Extracted records
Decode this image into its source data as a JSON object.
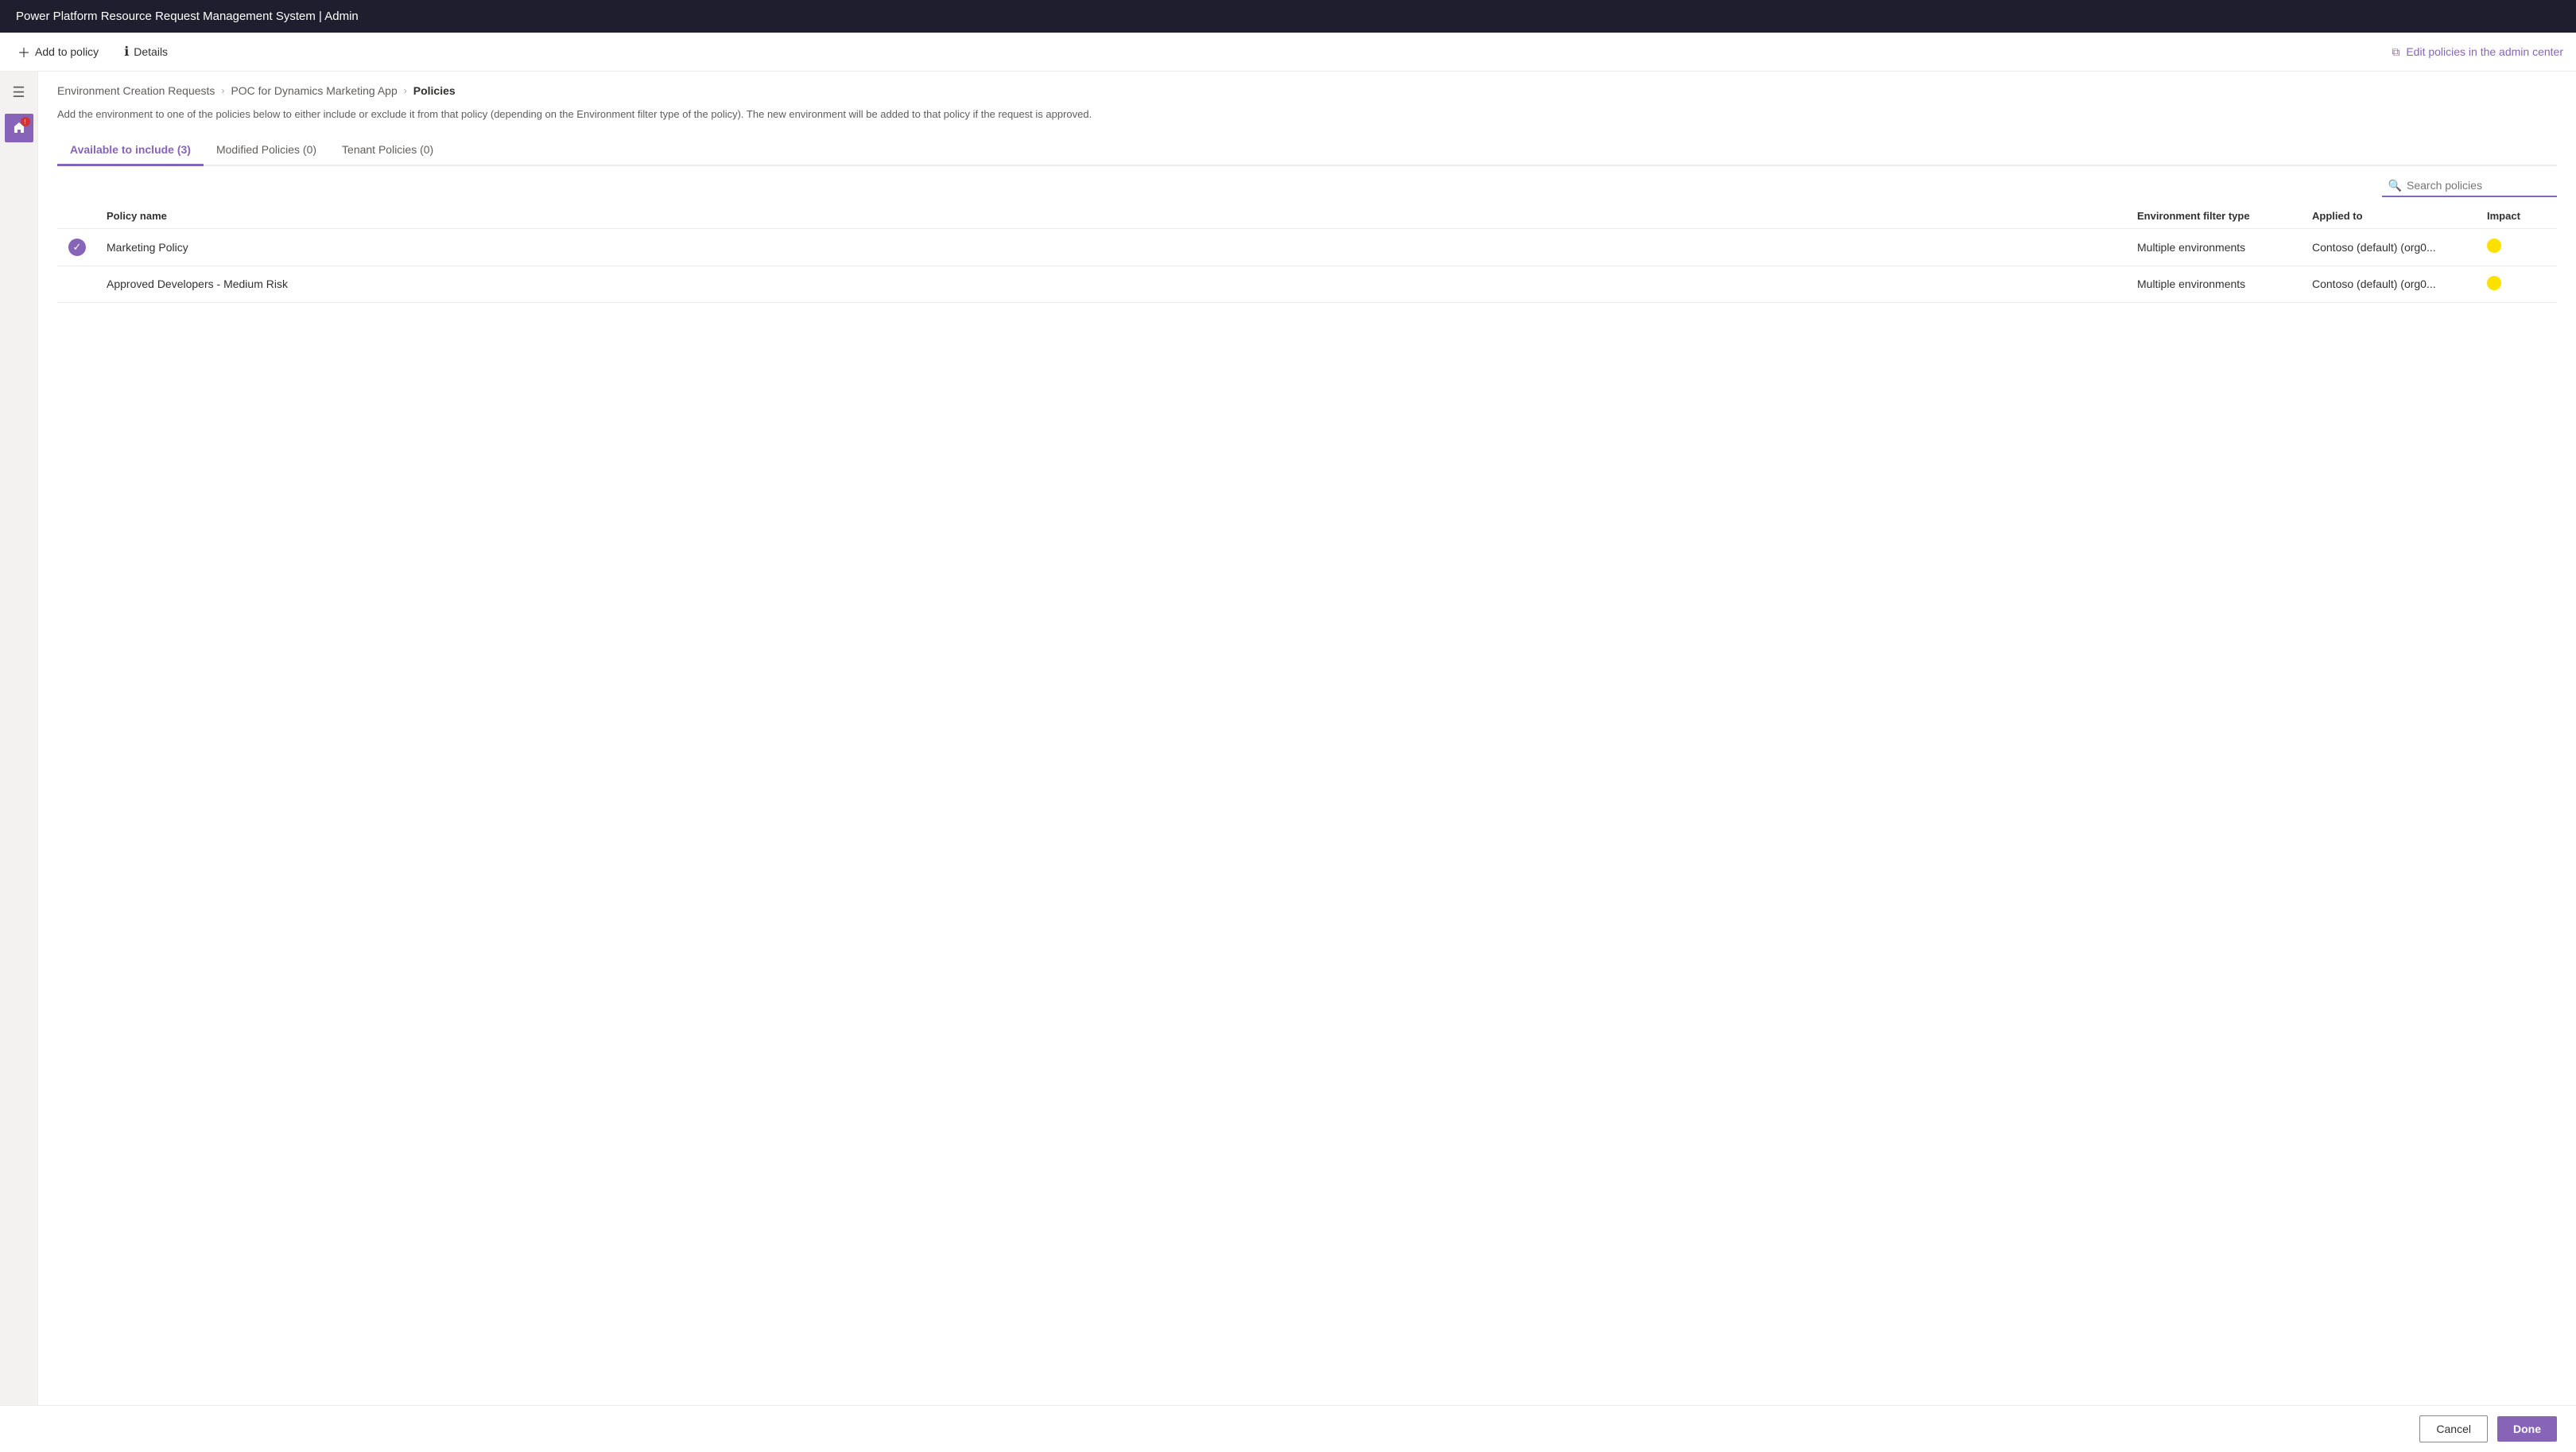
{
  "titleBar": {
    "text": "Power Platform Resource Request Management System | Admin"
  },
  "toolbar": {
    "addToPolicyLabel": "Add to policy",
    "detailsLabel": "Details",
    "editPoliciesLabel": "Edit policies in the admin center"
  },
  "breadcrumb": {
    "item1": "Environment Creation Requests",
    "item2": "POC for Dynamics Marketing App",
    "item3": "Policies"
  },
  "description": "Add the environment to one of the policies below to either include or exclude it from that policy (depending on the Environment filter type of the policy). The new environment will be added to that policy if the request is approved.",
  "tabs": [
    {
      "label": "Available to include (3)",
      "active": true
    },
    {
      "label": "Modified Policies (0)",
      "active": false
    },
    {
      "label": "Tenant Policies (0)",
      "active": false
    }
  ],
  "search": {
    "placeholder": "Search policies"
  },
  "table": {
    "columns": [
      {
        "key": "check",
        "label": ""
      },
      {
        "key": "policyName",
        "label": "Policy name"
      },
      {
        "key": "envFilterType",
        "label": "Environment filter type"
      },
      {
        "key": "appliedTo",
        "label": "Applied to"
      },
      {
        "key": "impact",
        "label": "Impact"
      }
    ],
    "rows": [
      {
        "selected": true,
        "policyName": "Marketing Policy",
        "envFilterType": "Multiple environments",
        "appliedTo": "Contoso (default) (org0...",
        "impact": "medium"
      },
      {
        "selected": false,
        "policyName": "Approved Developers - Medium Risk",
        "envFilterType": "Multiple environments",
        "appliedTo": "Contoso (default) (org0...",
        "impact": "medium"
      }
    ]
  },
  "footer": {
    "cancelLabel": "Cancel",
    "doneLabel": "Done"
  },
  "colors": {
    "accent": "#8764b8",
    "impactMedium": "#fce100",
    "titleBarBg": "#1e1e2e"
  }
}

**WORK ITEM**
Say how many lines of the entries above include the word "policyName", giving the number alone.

**EXPECTED ANSWER**
3